Philadelphia is a nucleus of American history—the city of brotherly love housed both Continental Congresses and served as the nation’s interim capital. Philadelphia has been around since the first burgeonings of a United States; it’s where the Declaration of Independence was signed, where ENIAC was built, and where the Eagles savored the sweetness of a first Super Bowl win.
“I can’t explain why, but people who live here don’t want to leave here,” Amy says. “Even though it’s a huge city, there’s a sense of tight–knit community.”
By nature, Penn is transient. Students are Philadelphians for the duration of their schooling. There’s a fleetingness to Penn that feels mismatched with the long–standing traditions of the city it’s in. Once the degrees are complete, the diplomas delivered, The rest bid goodbye.

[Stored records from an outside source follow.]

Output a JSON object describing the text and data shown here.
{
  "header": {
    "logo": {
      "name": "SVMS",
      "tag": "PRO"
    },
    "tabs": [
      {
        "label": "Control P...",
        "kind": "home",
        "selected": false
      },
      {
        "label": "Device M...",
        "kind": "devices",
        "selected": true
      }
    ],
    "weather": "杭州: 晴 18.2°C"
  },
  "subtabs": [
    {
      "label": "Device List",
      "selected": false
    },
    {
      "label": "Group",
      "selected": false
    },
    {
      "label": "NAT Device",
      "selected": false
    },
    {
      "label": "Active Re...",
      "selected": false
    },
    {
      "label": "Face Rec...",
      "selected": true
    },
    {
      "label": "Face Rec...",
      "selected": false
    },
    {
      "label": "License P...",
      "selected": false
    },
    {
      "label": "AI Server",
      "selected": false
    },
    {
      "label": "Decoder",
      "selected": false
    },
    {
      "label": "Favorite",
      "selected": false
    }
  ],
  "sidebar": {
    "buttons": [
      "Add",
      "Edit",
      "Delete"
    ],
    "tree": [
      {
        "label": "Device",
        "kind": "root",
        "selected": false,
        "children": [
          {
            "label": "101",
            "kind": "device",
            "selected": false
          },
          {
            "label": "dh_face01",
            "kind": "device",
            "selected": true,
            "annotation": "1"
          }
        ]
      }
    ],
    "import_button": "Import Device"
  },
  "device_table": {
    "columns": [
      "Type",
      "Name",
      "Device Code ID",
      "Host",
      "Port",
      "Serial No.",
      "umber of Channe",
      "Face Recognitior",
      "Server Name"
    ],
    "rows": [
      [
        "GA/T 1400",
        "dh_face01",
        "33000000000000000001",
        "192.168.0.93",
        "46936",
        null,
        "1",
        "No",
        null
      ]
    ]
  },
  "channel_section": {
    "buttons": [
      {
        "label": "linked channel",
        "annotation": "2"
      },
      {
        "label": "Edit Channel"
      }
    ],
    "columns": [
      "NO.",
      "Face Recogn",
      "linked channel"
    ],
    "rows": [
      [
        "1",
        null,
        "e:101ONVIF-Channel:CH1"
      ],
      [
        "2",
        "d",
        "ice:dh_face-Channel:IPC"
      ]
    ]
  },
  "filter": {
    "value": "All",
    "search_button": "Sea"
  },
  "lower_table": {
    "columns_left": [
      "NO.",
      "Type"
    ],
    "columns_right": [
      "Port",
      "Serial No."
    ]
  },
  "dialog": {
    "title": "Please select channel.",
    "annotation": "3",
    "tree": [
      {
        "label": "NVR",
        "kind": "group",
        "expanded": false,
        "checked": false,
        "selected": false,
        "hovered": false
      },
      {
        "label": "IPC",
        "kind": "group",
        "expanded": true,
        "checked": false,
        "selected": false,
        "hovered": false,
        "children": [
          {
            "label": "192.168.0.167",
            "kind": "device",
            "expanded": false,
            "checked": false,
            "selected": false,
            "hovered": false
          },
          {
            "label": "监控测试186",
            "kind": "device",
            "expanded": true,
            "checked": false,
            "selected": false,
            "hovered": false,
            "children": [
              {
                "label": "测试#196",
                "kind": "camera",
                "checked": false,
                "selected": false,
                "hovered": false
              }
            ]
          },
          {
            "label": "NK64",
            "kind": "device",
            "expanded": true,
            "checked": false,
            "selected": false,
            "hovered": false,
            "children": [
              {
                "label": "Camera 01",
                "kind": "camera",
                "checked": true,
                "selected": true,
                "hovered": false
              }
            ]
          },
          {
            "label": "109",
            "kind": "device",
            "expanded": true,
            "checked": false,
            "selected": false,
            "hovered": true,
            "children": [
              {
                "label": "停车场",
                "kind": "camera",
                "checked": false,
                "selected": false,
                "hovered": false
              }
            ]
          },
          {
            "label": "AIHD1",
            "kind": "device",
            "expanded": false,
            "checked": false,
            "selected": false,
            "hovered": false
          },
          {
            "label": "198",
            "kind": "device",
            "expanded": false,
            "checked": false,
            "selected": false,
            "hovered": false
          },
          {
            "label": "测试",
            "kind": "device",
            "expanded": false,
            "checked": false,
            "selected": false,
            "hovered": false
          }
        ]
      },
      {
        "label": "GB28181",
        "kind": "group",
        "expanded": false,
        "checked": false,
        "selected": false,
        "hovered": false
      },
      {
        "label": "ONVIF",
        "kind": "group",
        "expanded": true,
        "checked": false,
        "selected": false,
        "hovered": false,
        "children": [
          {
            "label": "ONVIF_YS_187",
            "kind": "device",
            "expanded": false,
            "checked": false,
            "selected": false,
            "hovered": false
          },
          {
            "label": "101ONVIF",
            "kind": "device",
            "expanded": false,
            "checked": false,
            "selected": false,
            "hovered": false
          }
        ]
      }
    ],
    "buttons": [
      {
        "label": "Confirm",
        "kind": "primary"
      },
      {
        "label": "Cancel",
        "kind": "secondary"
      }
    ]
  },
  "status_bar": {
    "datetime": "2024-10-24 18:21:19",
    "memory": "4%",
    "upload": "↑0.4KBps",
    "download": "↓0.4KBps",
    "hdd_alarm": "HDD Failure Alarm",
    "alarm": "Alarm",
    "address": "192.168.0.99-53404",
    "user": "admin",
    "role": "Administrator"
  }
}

Kenneth Lac (C ’19) is another Central alum who never considered Penn growing up. “I didn’t know its prestige ‘til late high school. Public school kids’ framework of success is diminished, not at their own fault, but by institutions that deprive them of resources, that tell them they’re not good enough.”
Kenneth grew up in Northeast Philadelphia to an immigrant Chinese–Vietnamese family. He’s been trying to leave the city for a while now; it “just got boring to me,” he admits. The Philadelphia he knows is tough, never glitzy, and he’s seen how a “demand of food, destination, [and] entertainment,” driven in part by Penn students, has transformed and gentrified parts of Philadelphia into something he no longer recognizes.
Kenneth laments how many in Chinatown “were the places I used to go for real to eat, not to get trashed.” And the dishes Penn students tend to order are a “testament to [their] understanding of what Philly has to offer,” which is to say, there is more to Ken’s Seafood Restaurant than kung pao chicken.
Omaya is similarly frustrated, particularly by the way ignorance translates into geography. “A lot of people here are so reluctant to leave Penn’s campus and so reluctant to see the world beyond this little bubble, so whenever I hear someone say they’re not going past that street, it’s irritating.”
“It’s an unwillingness to learn, and that comes from the perception that Philadelphia is a crime city. I don’t think most people would dare to say it out loud, but when you call something ‘sketchy,’ when you use the words ‘ghetto’ or ‘ratchet,’ there are consequences and implications,” says Kenneth. “It’s mostly structured in some racial or socioeconomic discrimination and a lot of people aren’t willing to acknowledge that. And they freely throw those words out to describe certain neighborhoods that I call home.”
Kenneth acknowledges that many students come from backgrounds far removed from University City. Adapting to vastly different demographics can evoke culture shock, in the same way coming to Penn after growing up in Philadelphia came with a culture shock for many. “Your initial anxieties are valid,” he sympathizes, “but you have a choice to unlearn that and to realize the full potential Philadelphia has.”
Of all the murals Omaya has seen, “The Heart of Kensington” is her favorite—more for reasons of nostalgia than aesthetics. There’s a story in the bustle the image depicts, history on the wall it’s painted on. Omaya is currently taking an Academically Based Community Service (ABCS) course titled “The Big Picture: Mural Arts in Philadelphia.”
“Even in the most remote places—places that no one goes to, there’s a mural. There’s a mural in the corner of this building that no one ever sees, but it’s beautiful. And I love it.”
The class has allowed Omaya to better appreciate the nuances between neighborhoods, especially in the West Philadelphia area she never ventured to as a kid. She had heard of the “Penn bubble” before college and sought to “pop it, immediately” upon arrival. She’s grown closer to the city since her time at Penn, but it’s taken active steps.
Omaya is eager to stay in Philadelphia. Most Penn graduates will opt to do otherwise. Still, she hopes they learn to appreciate the city in the meantime.
Angela Lin is a sophomore from Eden Prairie, Minnesota studying Politics, Philosophy and Economics. She is a features staff writer.